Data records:
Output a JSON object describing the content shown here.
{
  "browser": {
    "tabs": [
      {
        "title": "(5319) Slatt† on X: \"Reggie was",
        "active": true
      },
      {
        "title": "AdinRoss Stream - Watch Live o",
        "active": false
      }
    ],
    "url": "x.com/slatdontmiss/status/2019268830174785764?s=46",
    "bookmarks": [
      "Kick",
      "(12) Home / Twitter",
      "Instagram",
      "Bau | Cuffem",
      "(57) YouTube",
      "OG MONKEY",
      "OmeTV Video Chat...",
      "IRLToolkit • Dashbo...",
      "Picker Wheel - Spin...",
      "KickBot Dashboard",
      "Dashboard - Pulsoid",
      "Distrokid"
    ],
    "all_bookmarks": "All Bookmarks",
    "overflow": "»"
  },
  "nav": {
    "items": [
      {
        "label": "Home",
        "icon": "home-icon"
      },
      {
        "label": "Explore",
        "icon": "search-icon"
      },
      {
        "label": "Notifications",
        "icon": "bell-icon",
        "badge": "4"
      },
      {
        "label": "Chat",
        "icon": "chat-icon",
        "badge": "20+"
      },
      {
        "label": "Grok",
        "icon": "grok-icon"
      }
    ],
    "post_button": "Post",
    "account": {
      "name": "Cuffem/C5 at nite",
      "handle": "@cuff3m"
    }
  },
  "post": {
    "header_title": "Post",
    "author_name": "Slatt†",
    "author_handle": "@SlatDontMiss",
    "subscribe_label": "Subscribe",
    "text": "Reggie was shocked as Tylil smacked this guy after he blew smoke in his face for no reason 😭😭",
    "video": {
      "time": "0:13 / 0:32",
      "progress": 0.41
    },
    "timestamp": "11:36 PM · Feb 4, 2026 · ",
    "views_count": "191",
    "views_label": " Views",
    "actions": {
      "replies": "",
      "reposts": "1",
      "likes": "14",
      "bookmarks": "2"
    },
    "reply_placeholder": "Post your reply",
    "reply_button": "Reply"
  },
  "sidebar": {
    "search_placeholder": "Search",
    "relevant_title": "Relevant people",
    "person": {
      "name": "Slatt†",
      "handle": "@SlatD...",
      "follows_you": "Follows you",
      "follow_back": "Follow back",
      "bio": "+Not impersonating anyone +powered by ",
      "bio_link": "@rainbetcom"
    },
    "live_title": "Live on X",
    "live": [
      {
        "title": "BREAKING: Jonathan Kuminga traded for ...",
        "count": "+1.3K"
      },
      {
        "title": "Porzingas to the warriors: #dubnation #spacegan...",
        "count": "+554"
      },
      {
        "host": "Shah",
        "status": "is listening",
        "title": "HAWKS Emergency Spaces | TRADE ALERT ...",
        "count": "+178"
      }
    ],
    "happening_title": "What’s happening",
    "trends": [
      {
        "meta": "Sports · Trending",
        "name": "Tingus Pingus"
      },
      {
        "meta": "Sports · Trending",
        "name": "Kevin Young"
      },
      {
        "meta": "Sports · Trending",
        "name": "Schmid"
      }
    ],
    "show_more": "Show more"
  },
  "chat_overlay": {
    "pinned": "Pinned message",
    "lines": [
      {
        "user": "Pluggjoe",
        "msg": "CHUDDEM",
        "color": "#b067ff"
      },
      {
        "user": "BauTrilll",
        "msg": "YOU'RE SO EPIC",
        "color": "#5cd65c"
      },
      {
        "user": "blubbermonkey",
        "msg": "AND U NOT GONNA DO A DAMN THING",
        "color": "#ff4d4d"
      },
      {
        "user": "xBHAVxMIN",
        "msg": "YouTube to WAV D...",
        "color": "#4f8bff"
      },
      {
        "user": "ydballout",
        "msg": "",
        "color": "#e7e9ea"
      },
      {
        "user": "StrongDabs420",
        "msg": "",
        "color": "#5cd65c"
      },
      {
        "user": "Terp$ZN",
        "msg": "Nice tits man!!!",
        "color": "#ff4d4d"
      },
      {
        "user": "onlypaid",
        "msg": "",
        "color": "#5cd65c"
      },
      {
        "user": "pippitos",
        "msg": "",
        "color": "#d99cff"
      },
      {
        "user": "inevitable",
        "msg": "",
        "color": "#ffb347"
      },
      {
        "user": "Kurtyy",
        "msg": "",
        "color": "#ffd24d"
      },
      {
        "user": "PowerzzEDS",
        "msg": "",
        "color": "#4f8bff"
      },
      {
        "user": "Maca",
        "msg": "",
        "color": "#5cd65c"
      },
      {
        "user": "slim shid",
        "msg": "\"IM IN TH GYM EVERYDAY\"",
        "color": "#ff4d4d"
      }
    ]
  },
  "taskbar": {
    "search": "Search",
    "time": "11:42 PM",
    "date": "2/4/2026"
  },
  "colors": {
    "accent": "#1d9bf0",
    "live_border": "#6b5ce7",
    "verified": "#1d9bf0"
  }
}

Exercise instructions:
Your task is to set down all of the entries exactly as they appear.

Result for this task:
Output a JSON object describing the content shown here.
{
  "browser": {
    "tabs": [
      {
        "title": "(5319) Slatt† on X: \"Reggie was",
        "active": true
      },
      {
        "title": "AdinRoss Stream - Watch Live o",
        "active": false
      }
    ],
    "url": "x.com/slatdontmiss/status/2019268830174785764?s=46",
    "bookmarks": [
      "Kick",
      "(12) Home / Twitter",
      "Instagram",
      "Bau | Cuffem",
      "(57) YouTube",
      "OG MONKEY",
      "OmeTV Video Chat...",
      "IRLToolkit • Dashbo...",
      "Picker Wheel - Spin...",
      "KickBot Dashboard",
      "Dashboard - Pulsoid",
      "Distrokid"
    ],
    "all_bookmarks": "All Bookmarks",
    "overflow": "»"
  },
  "nav": {
    "items": [
      {
        "label": "Home",
        "icon": "home-icon"
      },
      {
        "label": "Explore",
        "icon": "search-icon"
      },
      {
        "label": "Notifications",
        "icon": "bell-icon",
        "badge": "4"
      },
      {
        "label": "Chat",
        "icon": "chat-icon",
        "badge": "20+"
      },
      {
        "label": "Grok",
        "icon": "grok-icon"
      }
    ],
    "post_button": "Post",
    "account": {
      "name": "Cuffem/C5 at nite",
      "handle": "@cuff3m"
    }
  },
  "post": {
    "header_title": "Post",
    "author_name": "Slatt†",
    "author_handle": "@SlatDontMiss",
    "subscribe_label": "Subscribe",
    "text": "Reggie was shocked as Tylil smacked this guy after he blew smoke in his face for no reason 😭😭",
    "video": {
      "time": "0:13 / 0:32",
      "progress": 0.41
    },
    "timestamp": "11:36 PM · Feb 4, 2026 · ",
    "views_count": "191",
    "views_label": " Views",
    "actions": {
      "replies": "",
      "reposts": "1",
      "likes": "14",
      "bookmarks": "2"
    },
    "reply_placeholder": "Post your reply",
    "reply_button": "Reply"
  },
  "sidebar": {
    "search_placeholder": "Search",
    "relevant_title": "Relevant people",
    "person": {
      "name": "Slatt†",
      "handle": "@SlatD...",
      "follows_you": "Follows you",
      "follow_back": "Follow back",
      "bio": "+Not impersonating anyone +powered by ",
      "bio_link": "@rainbetcom"
    },
    "live_title": "Live on X",
    "live": [
      {
        "title": "BREAKING: Jonathan Kuminga traded for ...",
        "count": "+1.3K"
      },
      {
        "title": "Porzingas to the warriors: #dubnation #spacegan...",
        "count": "+554"
      },
      {
        "host": "Shah",
        "status": "is listening",
        "title": "HAWKS Emergency Spaces | TRADE ALERT ...",
        "count": "+178"
      }
    ],
    "happening_title": "What’s happening",
    "trends": [
      {
        "meta": "Sports · Trending",
        "name": "Tingus Pingus"
      },
      {
        "meta": "Sports · Trending",
        "name": "Kevin Young"
      },
      {
        "meta": "Sports · Trending",
        "name": "Schmid"
      }
    ],
    "show_more": "Show more"
  },
  "chat_overlay": {
    "pinned": "Pinned message",
    "lines": [
      {
        "user": "Pluggjoe",
        "msg": "CHUDDEM",
        "color": "#b067ff"
      },
      {
        "user": "BauTrilll",
        "msg": "YOU'RE SO EPIC",
        "color": "#5cd65c"
      },
      {
        "user": "blubbermonkey",
        "msg": "AND U NOT GONNA DO A DAMN THING",
        "color": "#ff4d4d"
      },
      {
        "user": "xBHAVxMIN",
        "msg": "YouTube to WAV D...",
        "color": "#4f8bff"
      },
      {
        "user": "ydballout",
        "msg": "",
        "color": "#e7e9ea"
      },
      {
        "user": "StrongDabs420",
        "msg": "",
        "color": "#5cd65c"
      },
      {
        "user": "Terp$ZN",
        "msg": "Nice tits man!!!",
        "color": "#ff4d4d"
      },
      {
        "user": "onlypaid",
        "msg": "",
        "color": "#5cd65c"
      },
      {
        "user": "pippitos",
        "msg": "",
        "color": "#d99cff"
      },
      {
        "user": "inevitable",
        "msg": "",
        "color": "#ffb347"
      },
      {
        "user": "Kurtyy",
        "msg": "",
        "color": "#ffd24d"
      },
      {
        "user": "PowerzzEDS",
        "msg": "",
        "color": "#4f8bff"
      },
      {
        "user": "Maca",
        "msg": "",
        "color": "#5cd65c"
      },
      {
        "user": "slim shid",
        "msg": "\"IM IN TH GYM EVERYDAY\"",
        "color": "#ff4d4d"
      }
    ]
  },
  "taskbar": {
    "search": "Search",
    "time": "11:42 PM",
    "date": "2/4/2026"
  },
  "colors": {
    "accent": "#1d9bf0",
    "live_border": "#6b5ce7",
    "verified": "#1d9bf0"
  }
}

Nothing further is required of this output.